In the previous post, I described the Sullivan conjecture and gave a vague outline of its proof by Miller. Shortly after Miller’s paper, various applications of the theorem to other problems in homotopy theory were discovered.

The intuition here is that there are two ways a space might appear to be finite: one is that its homotopy groups might be bounded and the other is that its homology groups might be bounded. It’s generally very hard for the two to happen at once, at least in the simply connected case. For instance, Eilenberg-MacLane spaces — the basic examples of spaces with bounded homotopy groups — have very messy cohomology. Similarly, finite complexes — spaces with bounded homology — generally have very complicated homotopy groups.
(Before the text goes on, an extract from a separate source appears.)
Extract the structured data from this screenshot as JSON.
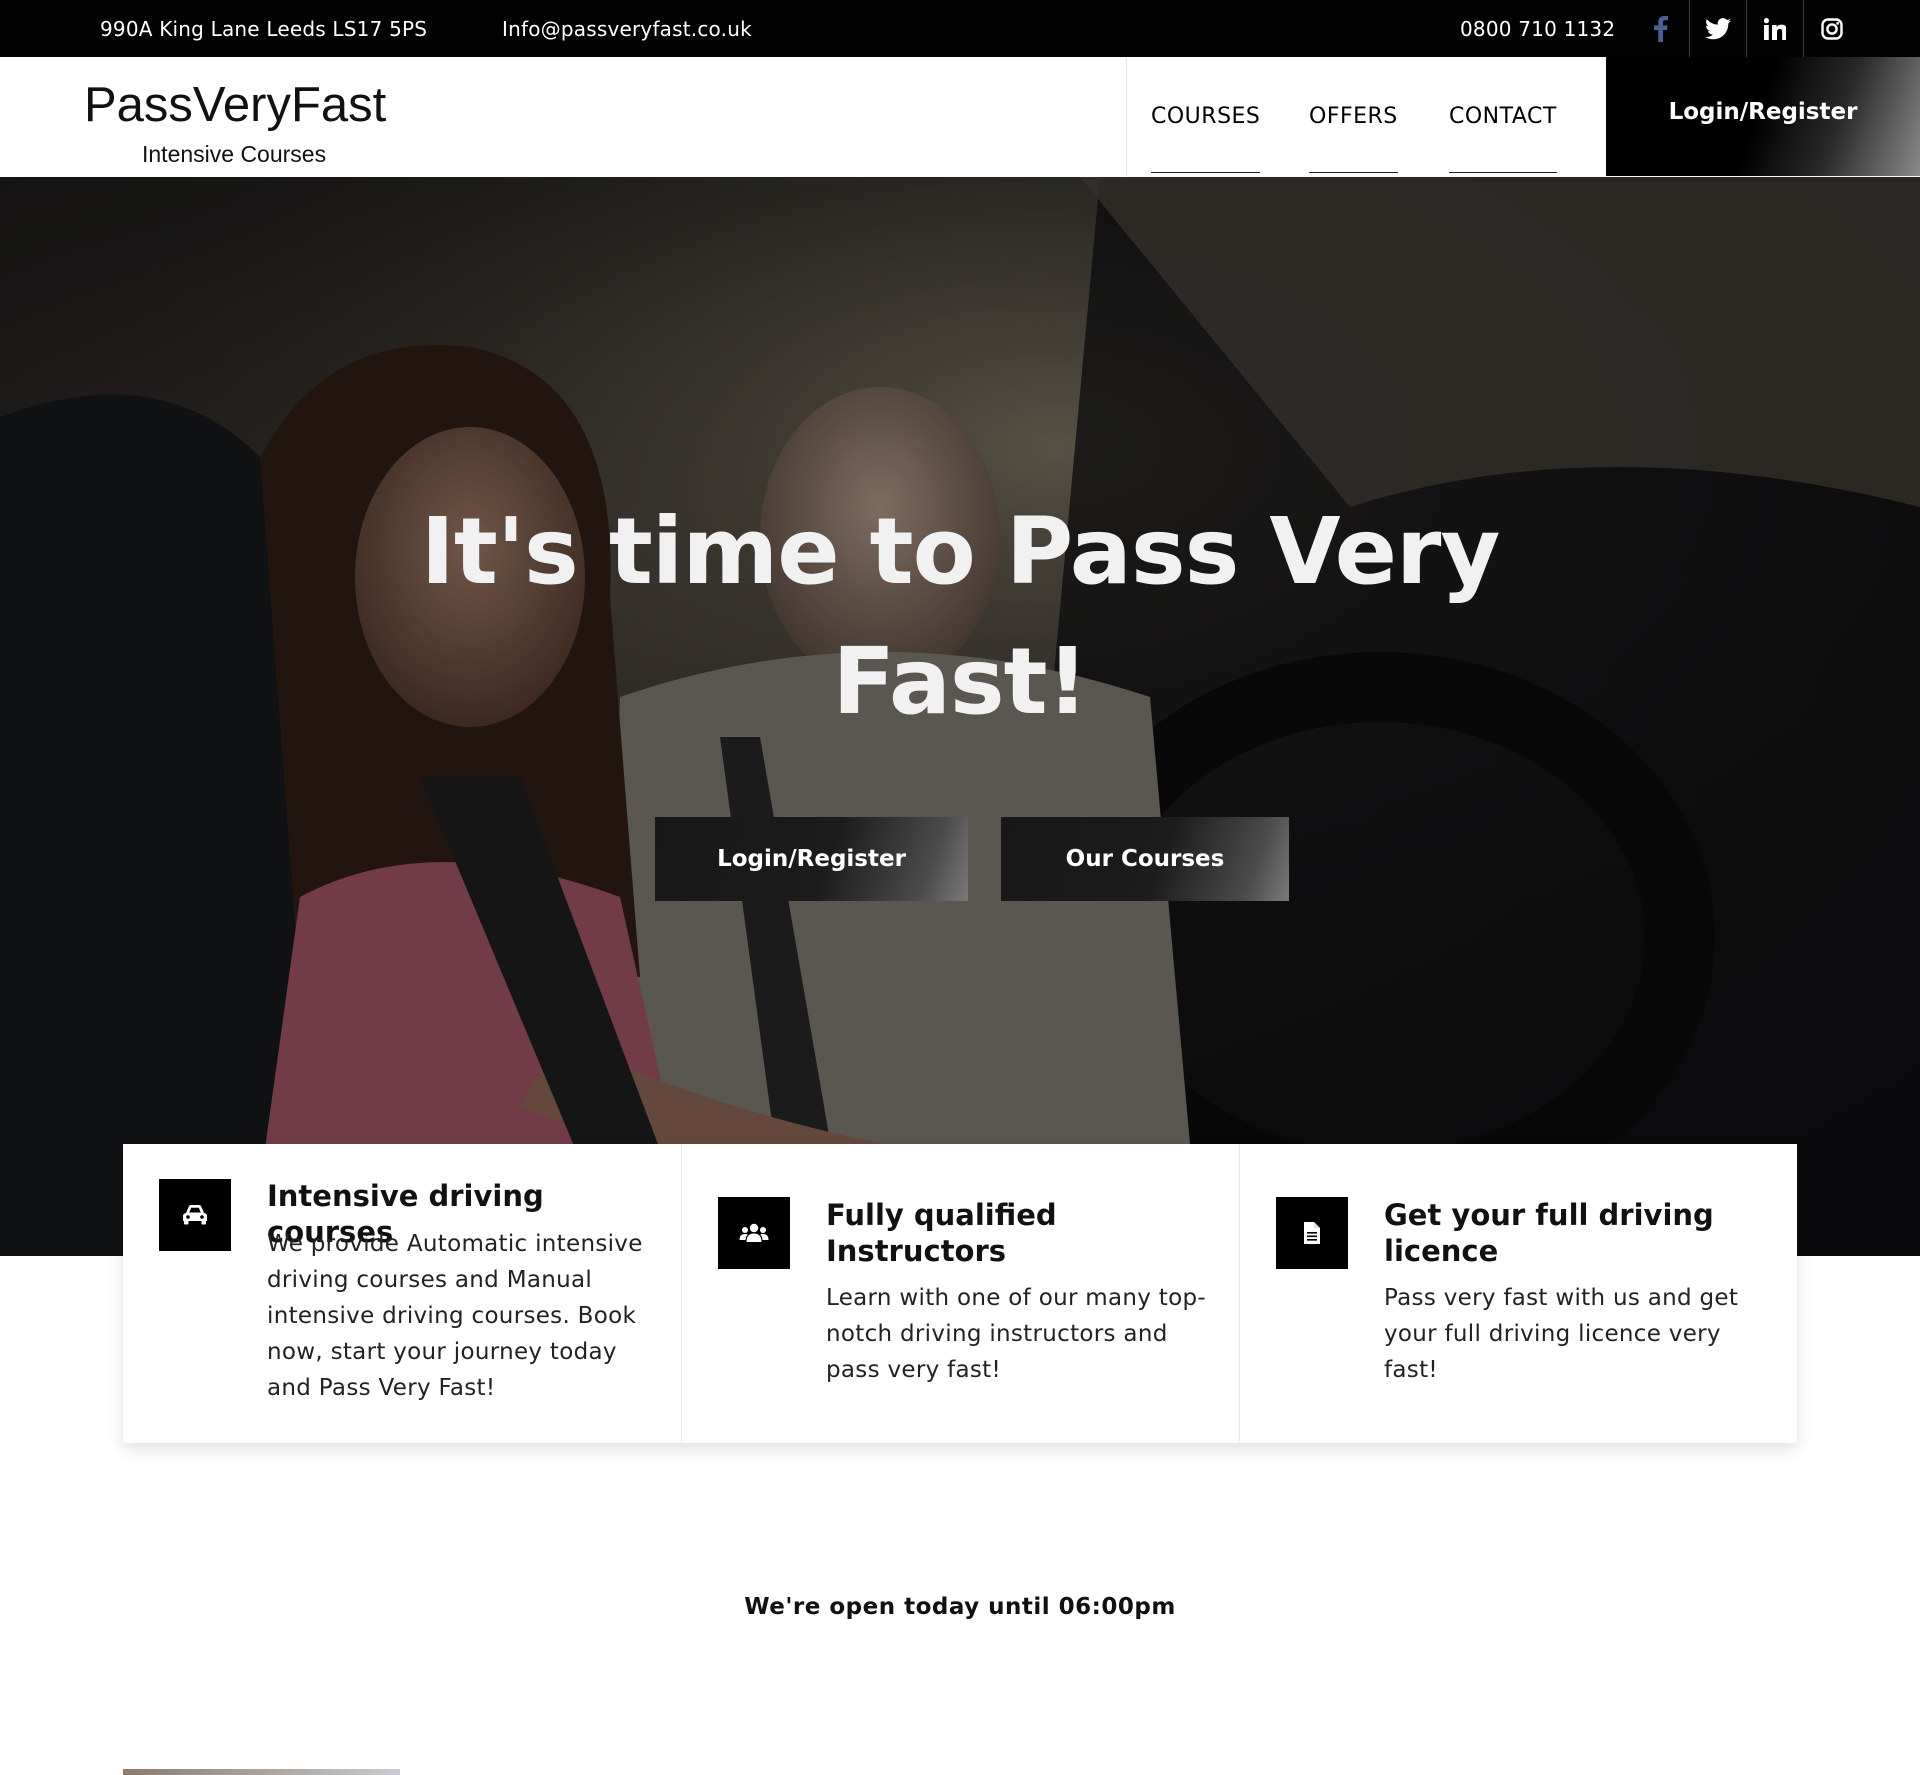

The purpose of this post is to explain a proof of the following result, conjectured by Serre:

Theorem 5 (McGibbon, Neisendorfer) Let ${X}$ be a simply connected finite complex such that ${\widetilde{H}_*(X; \mathbb{Z}/p) \neq 0}$. Then ${\pi_i X}$ contains ${p}$-torsion for infinitely many ${i}$.
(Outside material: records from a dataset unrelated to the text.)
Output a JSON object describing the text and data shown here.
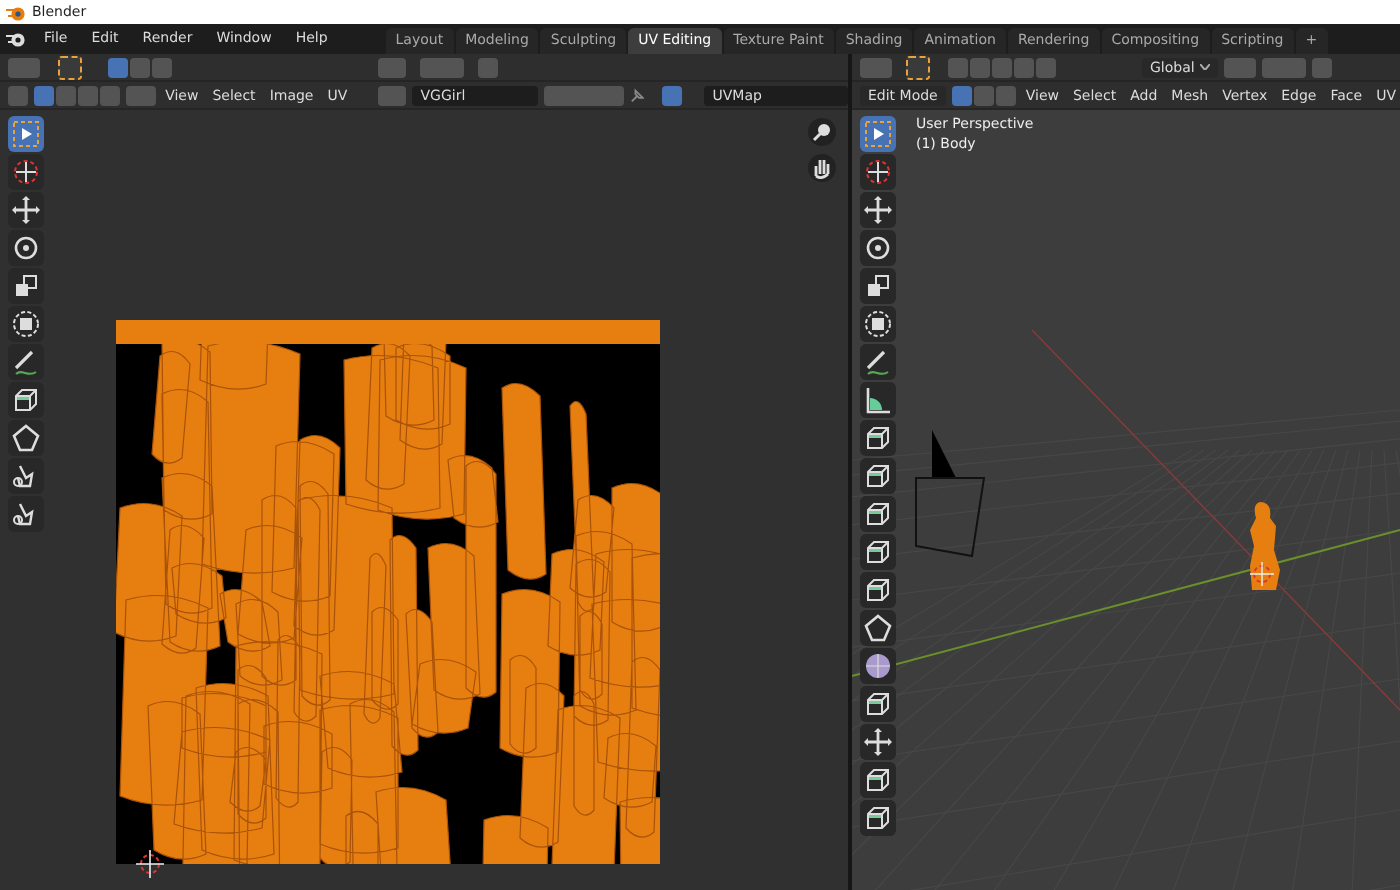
{
  "window": {
    "title": "Blender"
  },
  "menu": [
    "File",
    "Edit",
    "Render",
    "Window",
    "Help"
  ],
  "workspace_tabs": [
    {
      "label": "Layout",
      "selected": false
    },
    {
      "label": "Modeling",
      "selected": false
    },
    {
      "label": "Sculpting",
      "selected": false
    },
    {
      "label": "UV Editing",
      "selected": true
    },
    {
      "label": "Texture Paint",
      "selected": false
    },
    {
      "label": "Shading",
      "selected": false
    },
    {
      "label": "Animation",
      "selected": false
    },
    {
      "label": "Rendering",
      "selected": false
    },
    {
      "label": "Compositing",
      "selected": false
    },
    {
      "label": "Scripting",
      "selected": false
    },
    {
      "label": "+",
      "selected": false
    }
  ],
  "uv_editor": {
    "menus": [
      "View",
      "Select",
      "Image",
      "UV"
    ],
    "image_name": "VGGirl",
    "uv_map": "UVMap",
    "select_modes": [
      {
        "selected": true
      },
      {
        "selected": false
      },
      {
        "selected": false
      },
      {
        "selected": false
      }
    ],
    "tools": [
      {
        "kind": "select",
        "selected": true
      },
      {
        "kind": "cursor",
        "selected": false
      },
      {
        "kind": "move",
        "selected": false
      },
      {
        "kind": "rotate",
        "selected": false
      },
      {
        "kind": "scale",
        "selected": false
      },
      {
        "kind": "transform",
        "selected": false
      },
      {
        "kind": "annotate",
        "selected": false
      },
      {
        "kind": "cube",
        "selected": false
      },
      {
        "kind": "polygon",
        "selected": false
      },
      {
        "kind": "grab",
        "selected": false
      },
      {
        "kind": "grab",
        "selected": false
      }
    ]
  },
  "viewport": {
    "orientation": "Global",
    "mode": "Edit Mode",
    "menus": [
      "View",
      "Select",
      "Add",
      "Mesh",
      "Vertex",
      "Edge",
      "Face",
      "UV"
    ],
    "select_modes": [
      {
        "selected": true
      },
      {
        "selected": false
      },
      {
        "selected": false
      }
    ],
    "view_name": "User Perspective",
    "object_label": "(1) Body",
    "tools": [
      {
        "kind": "select",
        "selected": true
      },
      {
        "kind": "cursor",
        "selected": false
      },
      {
        "kind": "move",
        "selected": false
      },
      {
        "kind": "rotate",
        "selected": false
      },
      {
        "kind": "scale",
        "selected": false
      },
      {
        "kind": "transform",
        "selected": false
      },
      {
        "kind": "annotate",
        "selected": false
      },
      {
        "kind": "measure",
        "selected": false
      },
      {
        "kind": "cube",
        "selected": false
      },
      {
        "kind": "cube",
        "selected": false
      },
      {
        "kind": "cube",
        "selected": false
      },
      {
        "kind": "cube",
        "selected": false
      },
      {
        "kind": "cube",
        "selected": false
      },
      {
        "kind": "polygon",
        "selected": false
      },
      {
        "kind": "sphere",
        "selected": false
      },
      {
        "kind": "cube",
        "selected": false
      },
      {
        "kind": "move",
        "selected": false
      },
      {
        "kind": "cube",
        "selected": false
      },
      {
        "kind": "cube",
        "selected": false
      }
    ]
  }
}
As we’ll see, this result can be proved using the Sullivan conjecture. (more…)